      I look forward to reading your further thoughts on the subject.

      @Ralph: James Tobin too, after the S&L crisis.

      Delete
    4. Neuromancer,

      Re “I look forward to reading your further thoughts on the subject”, I’ll take you at your word. Here goes..

      I’m darned if I know how you “guarantee this system in some way without guaranteeing the private parties” unless you dispose of privately created money. Privately issued money is a liability of a private bank. If taxpayers take care of those liabilities when a private bank makes mistakes, then ipso facto taxpayers take care of, or subsidise the private bank.

      A apparent escape from that check mate position is FDIC type deposit insurance. But that strikes me as a farce, for reasons I set out here:

      http://ralphanomics.blogspot.co.uk/2015/04/fdic-type-deposit-insurance-is-joke.html

      Delete
  5. Thanks for this - it's a useful perspective shift. When I was first looking for jobs in IT, a family friend who had a fairly senior position at IBM UK* told me the key to a career in IT wasn't to learn all about computing - the technology changed too fast - but to learn all about /what it was used for/, the kind of problems people had in business & tried to solve with computing. I was interested in computers and wasn't at all interested in business - and, being 21, I had limitless faith in my own judgment - so I ignored the advice completely. He was right, though - and something similar applies, or ought to apply, to banking: what's interesting, even exciting, is what people can /do/ with money.

    But the assumption that banking is more exciting the more it approximates to a drunken sailor in a casino has been around for a long time. When I finished my English degree the university careers advisor tried to interest me in banking - but not, he hastened to assure me, the dull, ordinary kind of banking: this was merchant banking, or as he liked to call it "buccaneer banking". Considering that's how they were actually recruiting people, it's only surprising things didn't blow up worse and sooner.

    *For the record, he was no practical help at all. He told me he had contacts; these turned out to be BNFL and Turner & Newall, neither of whom were recruiting at the time (fortunately).

    ReplyDelete
  6. Fascinating and refreshing post, Frances.
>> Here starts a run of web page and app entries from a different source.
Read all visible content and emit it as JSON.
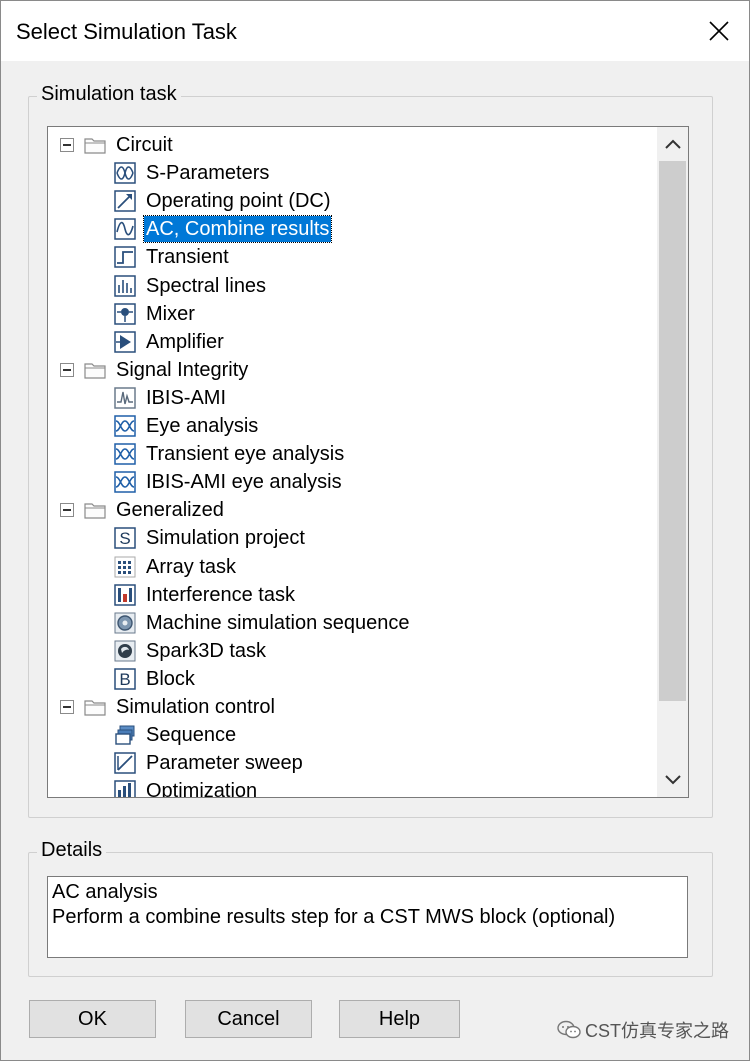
{
  "window": {
    "title": "Select Simulation Task"
  },
  "task_group": {
    "label": "Simulation task"
  },
  "tree": {
    "groups": [
      {
        "label": "Circuit",
        "items": [
          {
            "label": "S-Parameters",
            "icon": "sparam-icon"
          },
          {
            "label": "Operating point (DC)",
            "icon": "dc-icon"
          },
          {
            "label": "AC, Combine results",
            "icon": "ac-icon",
            "selected": true
          },
          {
            "label": "Transient",
            "icon": "transient-icon"
          },
          {
            "label": "Spectral lines",
            "icon": "spectral-icon"
          },
          {
            "label": "Mixer",
            "icon": "mixer-icon"
          },
          {
            "label": "Amplifier",
            "icon": "amplifier-icon"
          }
        ]
      },
      {
        "label": "Signal Integrity",
        "items": [
          {
            "label": "IBIS-AMI",
            "icon": "ibis-ami-icon"
          },
          {
            "label": "Eye analysis",
            "icon": "eye-icon"
          },
          {
            "label": "Transient eye analysis",
            "icon": "eye-icon"
          },
          {
            "label": "IBIS-AMI eye analysis",
            "icon": "eye-icon"
          }
        ]
      },
      {
        "label": "Generalized",
        "items": [
          {
            "label": "Simulation project",
            "icon": "s-letter-icon"
          },
          {
            "label": "Array task",
            "icon": "array-icon"
          },
          {
            "label": "Interference task",
            "icon": "interference-icon"
          },
          {
            "label": "Machine simulation sequence",
            "icon": "machine-icon"
          },
          {
            "label": "Spark3D task",
            "icon": "spark3d-icon"
          },
          {
            "label": "Block",
            "icon": "b-letter-icon"
          }
        ]
      },
      {
        "label": "Simulation control",
        "items": [
          {
            "label": "Sequence",
            "icon": "sequence-icon"
          },
          {
            "label": "Parameter sweep",
            "icon": "sweep-icon"
          },
          {
            "label": "Optimization",
            "icon": "optimization-icon"
          }
        ]
      }
    ]
  },
  "details": {
    "label": "Details",
    "line1": "AC analysis",
    "line2": "Perform a combine results step for a CST MWS block (optional)"
  },
  "buttons": {
    "ok": "OK",
    "cancel": "Cancel",
    "help": "Help"
  },
  "watermark": {
    "text": "CST仿真专家之路"
  },
  "colors": {
    "selection": "#0078d7",
    "dialog_bg": "#f0f0f0"
  }
}
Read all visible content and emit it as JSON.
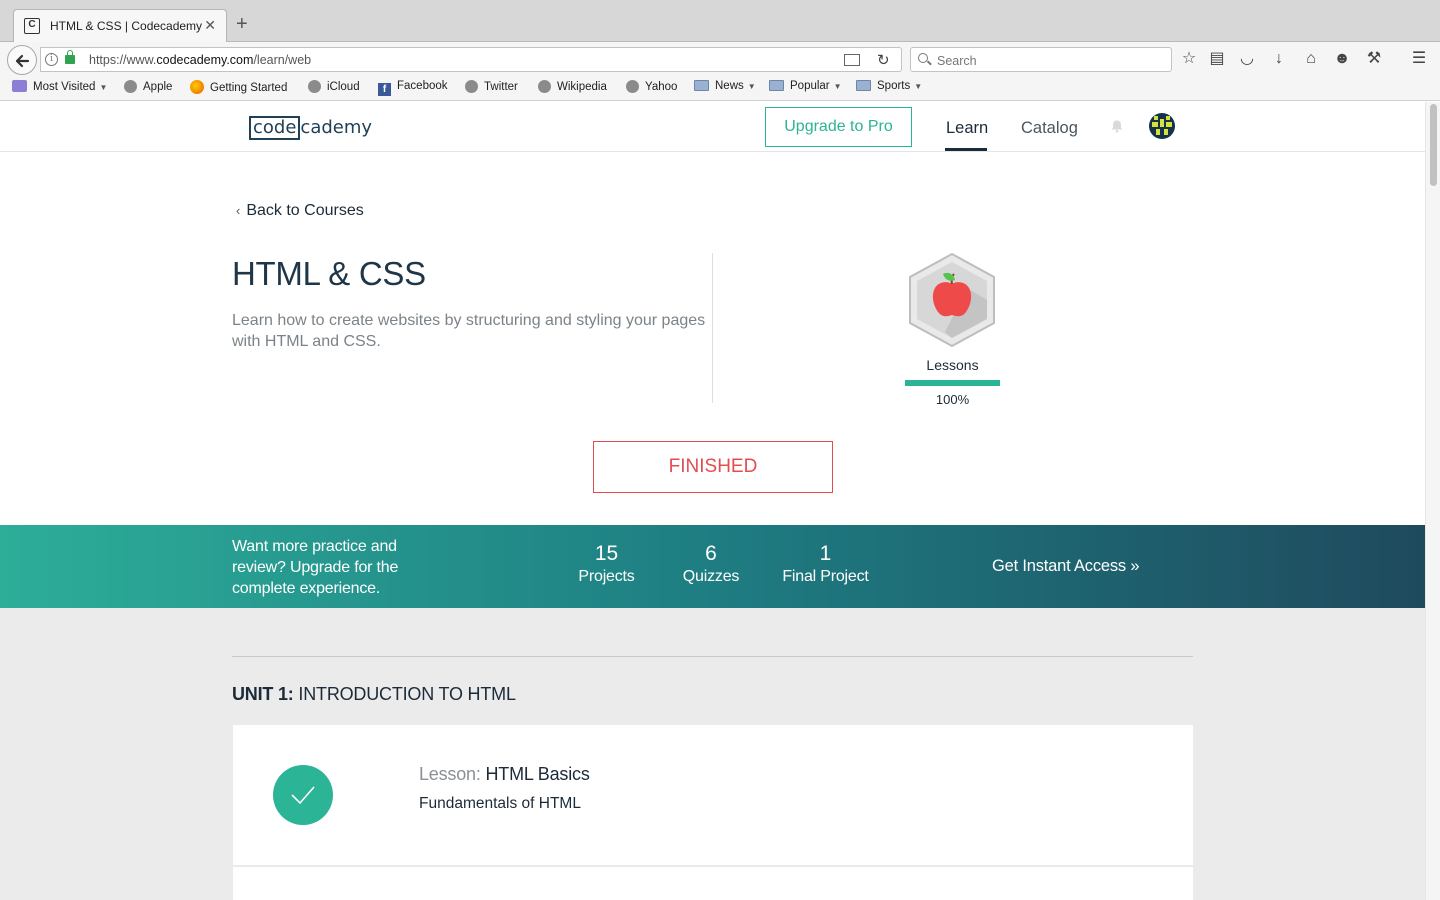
{
  "browser": {
    "tab_title": "HTML & CSS | Codecademy",
    "tab_favicon": "C",
    "url_prefix": "https://www.",
    "url_domain": "codecademy.com",
    "url_path": "/learn/web",
    "search_placeholder": "Search",
    "bookmarks": [
      {
        "label": "Most Visited",
        "icon": "most-visited-icon"
      },
      {
        "label": "Apple",
        "icon": "globe-icon"
      },
      {
        "label": "Getting Started",
        "icon": "firefox-icon"
      },
      {
        "label": "iCloud",
        "icon": "globe-icon"
      },
      {
        "label": "Facebook",
        "icon": "facebook-icon"
      },
      {
        "label": "Twitter",
        "icon": "globe-icon"
      },
      {
        "label": "Wikipedia",
        "icon": "globe-icon"
      },
      {
        "label": "Yahoo",
        "icon": "globe-icon"
      },
      {
        "label": "News",
        "icon": "folder-icon"
      },
      {
        "label": "Popular",
        "icon": "folder-icon"
      },
      {
        "label": "Sports",
        "icon": "folder-icon"
      }
    ]
  },
  "header": {
    "logo_box": "code",
    "logo_rest": "cademy",
    "upgrade_label": "Upgrade to Pro",
    "nav_learn": "Learn",
    "nav_catalog": "Catalog"
  },
  "course": {
    "back_label": "Back to Courses",
    "title": "HTML & CSS",
    "description": "Learn how to create websites by structuring and styling your pages with HTML and CSS.",
    "badge_label": "Lessons",
    "progress_fraction": 1.0,
    "progress_text": "100%",
    "status_label": "FINISHED"
  },
  "promo": {
    "text": "Want more practice and review? Upgrade for the complete experience.",
    "stats": [
      {
        "num": "15",
        "label": "Projects"
      },
      {
        "num": "6",
        "label": "Quizzes"
      },
      {
        "num": "1",
        "label": "Final Project"
      }
    ],
    "cta": "Get Instant Access »"
  },
  "unit": {
    "prefix": "UNIT 1:",
    "title": "INTRODUCTION TO HTML",
    "lesson_prefix": "Lesson:",
    "lesson_name": "HTML Basics",
    "lesson_sub": "Fundamentals of HTML"
  },
  "colors": {
    "accent": "#2bb495",
    "danger": "#e44d50",
    "navy": "#1c2b39"
  }
}
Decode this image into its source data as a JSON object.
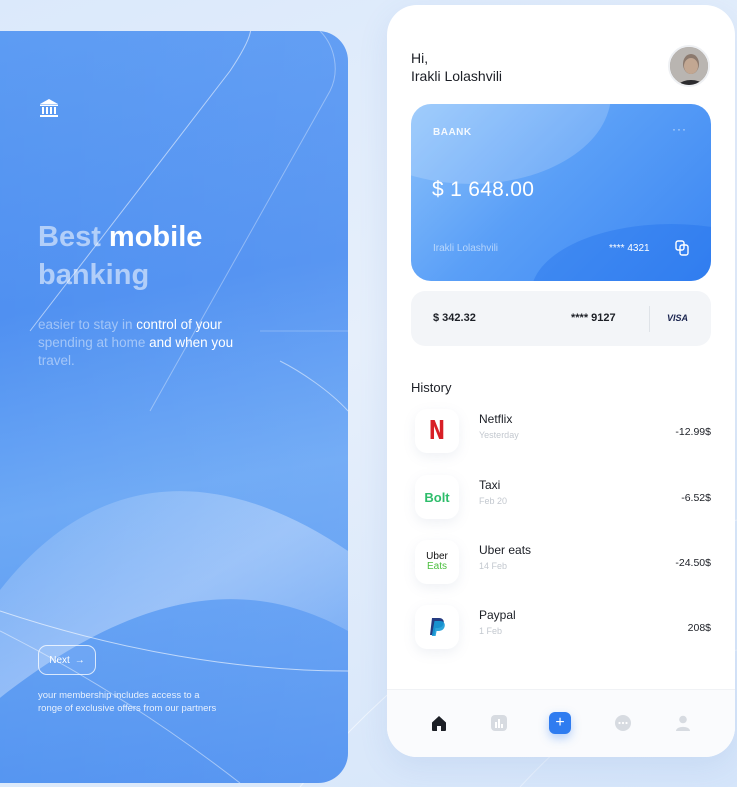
{
  "onboarding": {
    "headline_dim_1": "Best ",
    "headline_bright_1": "mobile",
    "headline_dim_2": "banking",
    "sub_dim_1": "easier to stay in ",
    "sub_bright_1": "control of your",
    "sub_dim_2": "spending at home ",
    "sub_bright_2": "and when you",
    "sub_dim_3": "travel.",
    "next_label": "Next",
    "next_arrow": "→",
    "membership_line_1": "your membership includes access to a",
    "membership_line_2": "ronge of exclusive offers from our partners"
  },
  "app": {
    "greeting": "Hi,",
    "user_name": "Irakli Lolashvili",
    "card": {
      "brand": "BAANK",
      "menu": "···",
      "balance": "$ 1 648.00",
      "holder": "Irakli Lolashvili",
      "number": "**** 4321"
    },
    "card2": {
      "amount": "$ 342.32",
      "number": "**** 9127",
      "network": "VISA"
    },
    "history_title": "History",
    "transactions": [
      {
        "name": "Netflix",
        "date": "Yesterday",
        "amount": "-12.99$",
        "logo_text": "N"
      },
      {
        "name": "Taxi",
        "date": "Feb 20",
        "amount": "-6.52$",
        "logo_text": "Bolt"
      },
      {
        "name": "Uber eats",
        "date": "14 Feb",
        "amount": "-24.50$",
        "logo_text_1": "Uber",
        "logo_text_2": "Eats"
      },
      {
        "name": "Paypal",
        "date": "1 Feb",
        "amount": "208$"
      }
    ],
    "tabbar": {
      "add_symbol": "+",
      "tabs": [
        "home-icon",
        "stats-icon",
        "add-icon",
        "chat-icon",
        "profile-icon"
      ]
    }
  },
  "colors": {
    "accent": "#2f7cf0",
    "panel_blue": "#4c8ef1",
    "netflix_red": "#d81f26",
    "bolt_green": "#2ebd6b"
  }
}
    Boredom is an aspect of the intellect and it's imagination - not so much of the actual outside world and it's activities.

    The scope of banking proper and what it touches is huge.

    Investment banking and trading are less grand in scope by comparison.

    ReplyDelete
  7. This is one of the best articles I have read from you, Frances. I have spent 40 years in banking, in 6 countries altogether, dealing at different times with multinationals and SME's (whereby I would define SME's as privately-/family-owned and not by size because some of them get truly huge and global; Cargill, for example). I would say that those bankers who have spent their professional lives exclusively with publicly-traded companies, perhaps always in transaction banking, are missing out on a lot of what banking is really all about. Among others, it's the difference between being one out of many suppliers of financial products & services on one hand and being one out of few financial partners on the other. Anyone who thinks that the latter is boring has never experienced it.

    ReplyDelete